Work task:
For the listing below, show each line that includes the string "JSON".

===== Supplied data =====

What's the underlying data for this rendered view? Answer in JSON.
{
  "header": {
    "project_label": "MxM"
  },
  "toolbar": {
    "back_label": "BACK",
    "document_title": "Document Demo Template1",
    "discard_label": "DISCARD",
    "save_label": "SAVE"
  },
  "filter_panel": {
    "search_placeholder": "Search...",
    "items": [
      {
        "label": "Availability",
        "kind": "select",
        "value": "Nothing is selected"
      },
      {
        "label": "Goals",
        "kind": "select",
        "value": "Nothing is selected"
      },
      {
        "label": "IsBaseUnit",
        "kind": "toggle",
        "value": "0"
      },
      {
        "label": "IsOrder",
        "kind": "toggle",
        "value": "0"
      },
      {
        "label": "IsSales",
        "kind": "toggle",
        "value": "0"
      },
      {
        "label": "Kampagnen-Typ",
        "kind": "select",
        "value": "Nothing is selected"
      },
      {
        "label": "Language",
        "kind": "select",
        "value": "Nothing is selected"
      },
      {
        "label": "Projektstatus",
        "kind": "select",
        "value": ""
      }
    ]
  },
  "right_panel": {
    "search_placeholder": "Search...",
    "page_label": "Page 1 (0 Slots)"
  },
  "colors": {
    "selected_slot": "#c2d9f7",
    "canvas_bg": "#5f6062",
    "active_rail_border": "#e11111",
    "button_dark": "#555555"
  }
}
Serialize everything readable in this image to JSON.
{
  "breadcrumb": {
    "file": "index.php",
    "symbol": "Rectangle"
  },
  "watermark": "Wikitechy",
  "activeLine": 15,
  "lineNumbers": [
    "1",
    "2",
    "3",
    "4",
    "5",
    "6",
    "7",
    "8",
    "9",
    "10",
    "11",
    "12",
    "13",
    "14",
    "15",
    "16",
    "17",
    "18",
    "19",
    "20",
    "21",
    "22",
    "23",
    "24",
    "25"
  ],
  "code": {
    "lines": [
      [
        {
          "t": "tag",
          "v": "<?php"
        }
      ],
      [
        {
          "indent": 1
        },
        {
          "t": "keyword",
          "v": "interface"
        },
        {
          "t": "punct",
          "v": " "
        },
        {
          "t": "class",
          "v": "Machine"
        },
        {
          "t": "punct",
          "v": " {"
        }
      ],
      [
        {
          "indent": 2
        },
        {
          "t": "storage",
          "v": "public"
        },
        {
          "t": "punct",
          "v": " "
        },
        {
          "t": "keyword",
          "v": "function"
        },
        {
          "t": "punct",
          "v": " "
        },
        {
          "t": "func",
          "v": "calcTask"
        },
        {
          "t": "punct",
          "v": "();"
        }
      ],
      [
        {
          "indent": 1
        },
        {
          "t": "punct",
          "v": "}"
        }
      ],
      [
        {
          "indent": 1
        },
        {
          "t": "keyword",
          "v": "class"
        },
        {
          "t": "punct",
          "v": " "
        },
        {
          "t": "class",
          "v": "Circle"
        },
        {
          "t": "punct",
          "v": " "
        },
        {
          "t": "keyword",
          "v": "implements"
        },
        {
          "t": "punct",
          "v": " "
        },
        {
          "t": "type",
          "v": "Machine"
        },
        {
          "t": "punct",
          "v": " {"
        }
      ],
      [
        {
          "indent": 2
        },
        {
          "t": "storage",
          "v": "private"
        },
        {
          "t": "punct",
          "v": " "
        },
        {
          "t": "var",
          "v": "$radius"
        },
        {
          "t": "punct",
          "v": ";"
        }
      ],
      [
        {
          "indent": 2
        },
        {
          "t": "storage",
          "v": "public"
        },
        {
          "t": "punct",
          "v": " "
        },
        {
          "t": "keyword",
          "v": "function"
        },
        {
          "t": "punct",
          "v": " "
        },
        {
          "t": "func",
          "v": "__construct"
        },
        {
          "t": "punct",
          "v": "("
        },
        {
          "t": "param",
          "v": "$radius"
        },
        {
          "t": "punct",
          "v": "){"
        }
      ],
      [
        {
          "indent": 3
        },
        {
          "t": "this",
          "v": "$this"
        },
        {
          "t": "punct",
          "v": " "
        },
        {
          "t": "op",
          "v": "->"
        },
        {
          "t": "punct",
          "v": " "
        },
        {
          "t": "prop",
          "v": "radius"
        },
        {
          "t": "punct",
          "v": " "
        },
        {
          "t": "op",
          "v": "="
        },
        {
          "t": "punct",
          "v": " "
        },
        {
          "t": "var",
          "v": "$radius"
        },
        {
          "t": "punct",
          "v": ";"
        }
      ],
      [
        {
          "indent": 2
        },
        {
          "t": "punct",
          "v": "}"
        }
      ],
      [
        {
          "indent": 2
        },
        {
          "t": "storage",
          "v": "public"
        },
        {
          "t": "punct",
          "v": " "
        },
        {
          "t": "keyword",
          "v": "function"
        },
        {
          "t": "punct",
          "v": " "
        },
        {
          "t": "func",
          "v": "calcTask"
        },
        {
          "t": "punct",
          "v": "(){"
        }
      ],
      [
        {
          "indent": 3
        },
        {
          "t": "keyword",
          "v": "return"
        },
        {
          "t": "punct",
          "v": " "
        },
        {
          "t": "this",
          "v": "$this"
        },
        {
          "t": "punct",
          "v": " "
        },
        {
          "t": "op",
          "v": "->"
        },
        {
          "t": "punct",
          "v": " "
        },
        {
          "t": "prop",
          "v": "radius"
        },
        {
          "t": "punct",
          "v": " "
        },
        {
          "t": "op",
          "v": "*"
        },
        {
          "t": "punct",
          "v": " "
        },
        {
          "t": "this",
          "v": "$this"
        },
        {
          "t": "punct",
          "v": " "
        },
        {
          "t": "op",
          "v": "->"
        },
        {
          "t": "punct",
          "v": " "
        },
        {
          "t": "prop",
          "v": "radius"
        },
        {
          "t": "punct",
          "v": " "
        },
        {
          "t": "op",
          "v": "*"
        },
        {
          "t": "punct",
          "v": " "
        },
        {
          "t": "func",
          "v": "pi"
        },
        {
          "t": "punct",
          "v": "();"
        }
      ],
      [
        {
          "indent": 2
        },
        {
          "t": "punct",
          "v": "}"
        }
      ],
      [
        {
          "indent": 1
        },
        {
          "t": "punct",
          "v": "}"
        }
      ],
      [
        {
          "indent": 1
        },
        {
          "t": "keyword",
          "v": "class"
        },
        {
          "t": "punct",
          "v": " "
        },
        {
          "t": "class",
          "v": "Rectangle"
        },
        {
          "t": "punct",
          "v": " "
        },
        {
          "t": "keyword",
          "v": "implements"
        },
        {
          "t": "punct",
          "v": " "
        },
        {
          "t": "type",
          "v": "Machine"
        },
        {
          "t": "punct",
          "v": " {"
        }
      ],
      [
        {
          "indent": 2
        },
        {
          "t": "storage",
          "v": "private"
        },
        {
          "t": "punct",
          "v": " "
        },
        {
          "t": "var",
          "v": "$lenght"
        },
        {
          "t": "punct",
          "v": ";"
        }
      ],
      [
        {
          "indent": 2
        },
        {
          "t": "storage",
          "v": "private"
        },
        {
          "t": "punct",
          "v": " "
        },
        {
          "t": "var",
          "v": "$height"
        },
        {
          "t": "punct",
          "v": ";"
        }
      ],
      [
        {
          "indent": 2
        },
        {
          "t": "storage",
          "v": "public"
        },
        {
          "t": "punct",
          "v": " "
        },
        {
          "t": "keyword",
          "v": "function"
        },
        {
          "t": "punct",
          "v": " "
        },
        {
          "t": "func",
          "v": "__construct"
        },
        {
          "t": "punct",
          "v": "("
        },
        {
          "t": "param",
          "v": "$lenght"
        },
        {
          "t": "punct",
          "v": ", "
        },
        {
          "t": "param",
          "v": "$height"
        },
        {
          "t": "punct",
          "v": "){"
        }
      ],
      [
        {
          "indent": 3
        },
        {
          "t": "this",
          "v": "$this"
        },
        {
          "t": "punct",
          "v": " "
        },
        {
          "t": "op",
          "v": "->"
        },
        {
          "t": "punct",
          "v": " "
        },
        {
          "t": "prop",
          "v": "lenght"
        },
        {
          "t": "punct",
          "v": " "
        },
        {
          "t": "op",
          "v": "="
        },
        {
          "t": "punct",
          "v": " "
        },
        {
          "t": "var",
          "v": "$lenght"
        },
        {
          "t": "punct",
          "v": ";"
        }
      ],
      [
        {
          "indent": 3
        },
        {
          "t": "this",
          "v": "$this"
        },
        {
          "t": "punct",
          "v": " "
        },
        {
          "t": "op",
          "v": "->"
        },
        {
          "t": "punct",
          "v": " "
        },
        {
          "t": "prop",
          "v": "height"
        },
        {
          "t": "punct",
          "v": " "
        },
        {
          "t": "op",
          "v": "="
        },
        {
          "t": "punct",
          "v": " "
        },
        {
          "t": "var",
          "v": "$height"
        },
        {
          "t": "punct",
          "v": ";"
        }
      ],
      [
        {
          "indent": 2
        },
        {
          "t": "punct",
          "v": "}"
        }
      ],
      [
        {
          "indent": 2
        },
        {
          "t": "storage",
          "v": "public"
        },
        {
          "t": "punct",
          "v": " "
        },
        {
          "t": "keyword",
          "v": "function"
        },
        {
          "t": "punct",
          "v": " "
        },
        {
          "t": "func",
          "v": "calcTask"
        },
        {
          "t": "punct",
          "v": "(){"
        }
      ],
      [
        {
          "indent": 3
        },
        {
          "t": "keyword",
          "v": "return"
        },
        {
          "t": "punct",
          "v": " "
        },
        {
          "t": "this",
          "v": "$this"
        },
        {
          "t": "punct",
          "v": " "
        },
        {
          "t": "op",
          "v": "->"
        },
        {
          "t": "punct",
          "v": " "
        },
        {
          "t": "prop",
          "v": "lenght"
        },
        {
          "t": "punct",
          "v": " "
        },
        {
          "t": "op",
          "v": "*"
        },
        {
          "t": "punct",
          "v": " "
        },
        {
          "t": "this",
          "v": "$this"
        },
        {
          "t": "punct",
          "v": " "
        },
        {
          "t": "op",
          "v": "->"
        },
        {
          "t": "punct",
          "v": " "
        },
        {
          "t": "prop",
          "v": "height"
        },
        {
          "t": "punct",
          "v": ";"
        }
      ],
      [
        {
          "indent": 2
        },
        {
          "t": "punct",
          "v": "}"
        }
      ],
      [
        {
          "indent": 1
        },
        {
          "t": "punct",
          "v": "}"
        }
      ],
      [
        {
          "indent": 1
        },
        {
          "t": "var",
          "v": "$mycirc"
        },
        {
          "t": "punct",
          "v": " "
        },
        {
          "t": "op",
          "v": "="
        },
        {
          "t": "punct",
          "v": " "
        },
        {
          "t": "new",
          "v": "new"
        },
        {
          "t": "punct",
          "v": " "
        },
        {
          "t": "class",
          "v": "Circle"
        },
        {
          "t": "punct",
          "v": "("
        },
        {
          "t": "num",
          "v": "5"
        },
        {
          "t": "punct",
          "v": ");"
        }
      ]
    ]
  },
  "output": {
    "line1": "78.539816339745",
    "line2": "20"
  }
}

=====

Answer box:
What's the underlying data for this rendered view? Answer in JSON.
Serialize everything readable in this image to JSON.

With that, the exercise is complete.